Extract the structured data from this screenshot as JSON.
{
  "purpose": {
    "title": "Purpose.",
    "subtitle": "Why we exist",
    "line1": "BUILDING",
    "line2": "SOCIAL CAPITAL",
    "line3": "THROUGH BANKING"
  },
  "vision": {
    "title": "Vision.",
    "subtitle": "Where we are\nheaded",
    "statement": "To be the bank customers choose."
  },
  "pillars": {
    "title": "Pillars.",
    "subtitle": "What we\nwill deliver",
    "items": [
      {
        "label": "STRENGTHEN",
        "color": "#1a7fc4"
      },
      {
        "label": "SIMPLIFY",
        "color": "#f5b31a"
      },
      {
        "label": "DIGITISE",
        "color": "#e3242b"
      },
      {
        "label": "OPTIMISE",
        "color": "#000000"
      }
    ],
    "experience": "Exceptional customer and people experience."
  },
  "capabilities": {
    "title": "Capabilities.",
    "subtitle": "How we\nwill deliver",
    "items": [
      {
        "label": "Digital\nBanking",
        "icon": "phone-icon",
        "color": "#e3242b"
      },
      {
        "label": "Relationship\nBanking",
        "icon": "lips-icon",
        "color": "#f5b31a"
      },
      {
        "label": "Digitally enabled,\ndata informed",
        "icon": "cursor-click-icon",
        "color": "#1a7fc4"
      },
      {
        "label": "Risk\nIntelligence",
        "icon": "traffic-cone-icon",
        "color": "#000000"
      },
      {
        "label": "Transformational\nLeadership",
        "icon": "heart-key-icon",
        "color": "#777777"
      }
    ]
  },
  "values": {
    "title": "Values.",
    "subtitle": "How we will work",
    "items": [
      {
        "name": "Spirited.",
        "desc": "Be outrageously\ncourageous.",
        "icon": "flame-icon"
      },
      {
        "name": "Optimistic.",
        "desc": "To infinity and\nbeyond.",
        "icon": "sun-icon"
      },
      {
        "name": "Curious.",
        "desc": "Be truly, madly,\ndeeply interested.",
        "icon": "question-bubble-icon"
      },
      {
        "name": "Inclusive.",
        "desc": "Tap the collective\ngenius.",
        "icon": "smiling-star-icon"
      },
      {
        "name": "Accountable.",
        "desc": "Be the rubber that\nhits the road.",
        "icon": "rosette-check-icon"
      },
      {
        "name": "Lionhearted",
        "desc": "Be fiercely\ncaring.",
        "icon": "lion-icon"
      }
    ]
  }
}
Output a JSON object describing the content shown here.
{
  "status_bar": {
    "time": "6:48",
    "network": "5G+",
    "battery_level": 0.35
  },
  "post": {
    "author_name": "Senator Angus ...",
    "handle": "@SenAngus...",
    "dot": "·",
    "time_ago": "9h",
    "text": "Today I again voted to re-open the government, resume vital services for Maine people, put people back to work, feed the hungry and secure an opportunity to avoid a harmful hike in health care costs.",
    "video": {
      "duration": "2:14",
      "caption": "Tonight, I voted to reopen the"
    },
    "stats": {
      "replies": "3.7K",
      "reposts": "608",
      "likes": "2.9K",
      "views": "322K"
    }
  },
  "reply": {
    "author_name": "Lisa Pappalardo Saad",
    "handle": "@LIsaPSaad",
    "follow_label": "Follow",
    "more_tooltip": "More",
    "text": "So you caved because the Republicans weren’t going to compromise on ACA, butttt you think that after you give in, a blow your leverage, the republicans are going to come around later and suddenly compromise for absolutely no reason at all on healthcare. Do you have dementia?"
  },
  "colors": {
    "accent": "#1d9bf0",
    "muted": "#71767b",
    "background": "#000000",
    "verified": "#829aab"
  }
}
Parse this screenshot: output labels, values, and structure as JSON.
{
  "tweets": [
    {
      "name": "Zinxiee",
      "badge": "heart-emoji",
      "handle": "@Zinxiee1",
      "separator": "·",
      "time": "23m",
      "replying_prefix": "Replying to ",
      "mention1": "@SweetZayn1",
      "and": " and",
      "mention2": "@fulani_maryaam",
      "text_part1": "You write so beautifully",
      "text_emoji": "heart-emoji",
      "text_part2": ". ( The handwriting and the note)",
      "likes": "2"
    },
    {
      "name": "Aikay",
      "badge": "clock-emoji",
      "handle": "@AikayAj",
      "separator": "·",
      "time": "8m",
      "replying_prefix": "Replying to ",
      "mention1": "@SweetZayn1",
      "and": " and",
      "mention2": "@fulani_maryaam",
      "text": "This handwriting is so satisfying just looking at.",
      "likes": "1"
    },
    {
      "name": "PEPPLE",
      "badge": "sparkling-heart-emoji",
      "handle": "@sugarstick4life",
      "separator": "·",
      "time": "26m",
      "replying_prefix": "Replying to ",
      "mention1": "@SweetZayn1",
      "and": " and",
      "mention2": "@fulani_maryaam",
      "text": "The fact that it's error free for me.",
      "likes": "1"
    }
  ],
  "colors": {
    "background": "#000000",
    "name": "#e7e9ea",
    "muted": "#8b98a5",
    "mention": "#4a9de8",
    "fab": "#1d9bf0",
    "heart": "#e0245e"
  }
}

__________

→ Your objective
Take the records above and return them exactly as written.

→ Your solution
Extract the structured data from this screenshot as JSON.
{
  "purpose": {
    "title": "Purpose.",
    "subtitle": "Why we exist",
    "line1": "BUILDING",
    "line2": "SOCIAL CAPITAL",
    "line3": "THROUGH BANKING"
  },
  "vision": {
    "title": "Vision.",
    "subtitle": "Where we are\nheaded",
    "statement": "To be the bank customers choose."
  },
  "pillars": {
    "title": "Pillars.",
    "subtitle": "What we\nwill deliver",
    "items": [
      {
        "label": "STRENGTHEN",
        "color": "#1a7fc4"
      },
      {
        "label": "SIMPLIFY",
        "color": "#f5b31a"
      },
      {
        "label": "DIGITISE",
        "color": "#e3242b"
      },
      {
        "label": "OPTIMISE",
        "color": "#000000"
      }
    ],
    "experience": "Exceptional customer and people experience."
  },
  "capabilities": {
    "title": "Capabilities.",
    "subtitle": "How we\nwill deliver",
    "items": [
      {
        "label": "Digital\nBanking",
        "icon": "phone-icon",
        "color": "#e3242b"
      },
      {
        "label": "Relationship\nBanking",
        "icon": "lips-icon",
        "color": "#f5b31a"
      },
      {
        "label": "Digitally enabled,\ndata informed",
        "icon": "cursor-click-icon",
        "color": "#1a7fc4"
      },
      {
        "label": "Risk\nIntelligence",
        "icon": "traffic-cone-icon",
        "color": "#000000"
      },
      {
        "label": "Transformational\nLeadership",
        "icon": "heart-key-icon",
        "color": "#777777"
      }
    ]
  },
  "values": {
    "title": "Values.",
    "subtitle": "How we will work",
    "items": [
      {
        "name": "Spirited.",
        "desc": "Be outrageously\ncourageous.",
        "icon": "flame-icon"
      },
      {
        "name": "Optimistic.",
        "desc": "To infinity and\nbeyond.",
        "icon": "sun-icon"
      },
      {
        "name": "Curious.",
        "desc": "Be truly, madly,\ndeeply interested.",
        "icon": "question-bubble-icon"
      },
      {
        "name": "Inclusive.",
        "desc": "Tap the collective\ngenius.",
        "icon": "smiling-star-icon"
      },
      {
        "name": "Accountable.",
        "desc": "Be the rubber that\nhits the road.",
        "icon": "rosette-check-icon"
      },
      {
        "name": "Lionhearted",
        "desc": "Be fiercely\ncaring.",
        "icon": "lion-icon"
      }
    ]
  }
}
Output a JSON object describing the content shown here.
{
  "status_bar": {
    "time": "6:48",
    "network": "5G+",
    "battery_level": 0.35
  },
  "post": {
    "author_name": "Senator Angus ...",
    "handle": "@SenAngus...",
    "dot": "·",
    "time_ago": "9h",
    "text": "Today I again voted to re-open the government, resume vital services for Maine people, put people back to work, feed the hungry and secure an opportunity to avoid a harmful hike in health care costs.",
    "video": {
      "duration": "2:14",
      "caption": "Tonight, I voted to reopen the"
    },
    "stats": {
      "replies": "3.7K",
      "reposts": "608",
      "likes": "2.9K",
      "views": "322K"
    }
  },
  "reply": {
    "author_name": "Lisa Pappalardo Saad",
    "handle": "@LIsaPSaad",
    "follow_label": "Follow",
    "more_tooltip": "More",
    "text": "So you caved because the Republicans weren’t going to compromise on ACA, butttt you think that after you give in, a blow your leverage, the republicans are going to come around later and suddenly compromise for absolutely no reason at all on healthcare. Do you have dementia?"
  },
  "colors": {
    "accent": "#1d9bf0",
    "muted": "#71767b",
    "background": "#000000",
    "verified": "#829aab"
  }
}
Parse this screenshot: output labels, values, and structure as JSON.
{
  "tweets": [
    {
      "name": "Zinxiee",
      "badge": "heart-emoji",
      "handle": "@Zinxiee1",
      "separator": "·",
      "time": "23m",
      "replying_prefix": "Replying to ",
      "mention1": "@SweetZayn1",
      "and": " and",
      "mention2": "@fulani_maryaam",
      "text_part1": "You write so beautifully",
      "text_emoji": "heart-emoji",
      "text_part2": ". ( The handwriting and the note)",
      "likes": "2"
    },
    {
      "name": "Aikay",
      "badge": "clock-emoji",
      "handle": "@AikayAj",
      "separator": "·",
      "time": "8m",
      "replying_prefix": "Replying to ",
      "mention1": "@SweetZayn1",
      "and": " and",
      "mention2": "@fulani_maryaam",
      "text": "This handwriting is so satisfying just looking at.",
      "likes": "1"
    },
    {
      "name": "PEPPLE",
      "badge": "sparkling-heart-emoji",
      "handle": "@sugarstick4life",
      "separator": "·",
      "time": "26m",
      "replying_prefix": "Replying to ",
      "mention1": "@SweetZayn1",
      "and": " and",
      "mention2": "@fulani_maryaam",
      "text": "The fact that it's error free for me.",
      "likes": "1"
    }
  ],
  "colors": {
    "background": "#000000",
    "name": "#e7e9ea",
    "muted": "#8b98a5",
    "mention": "#4a9de8",
    "fab": "#1d9bf0",
    "heart": "#e0245e"
  }
}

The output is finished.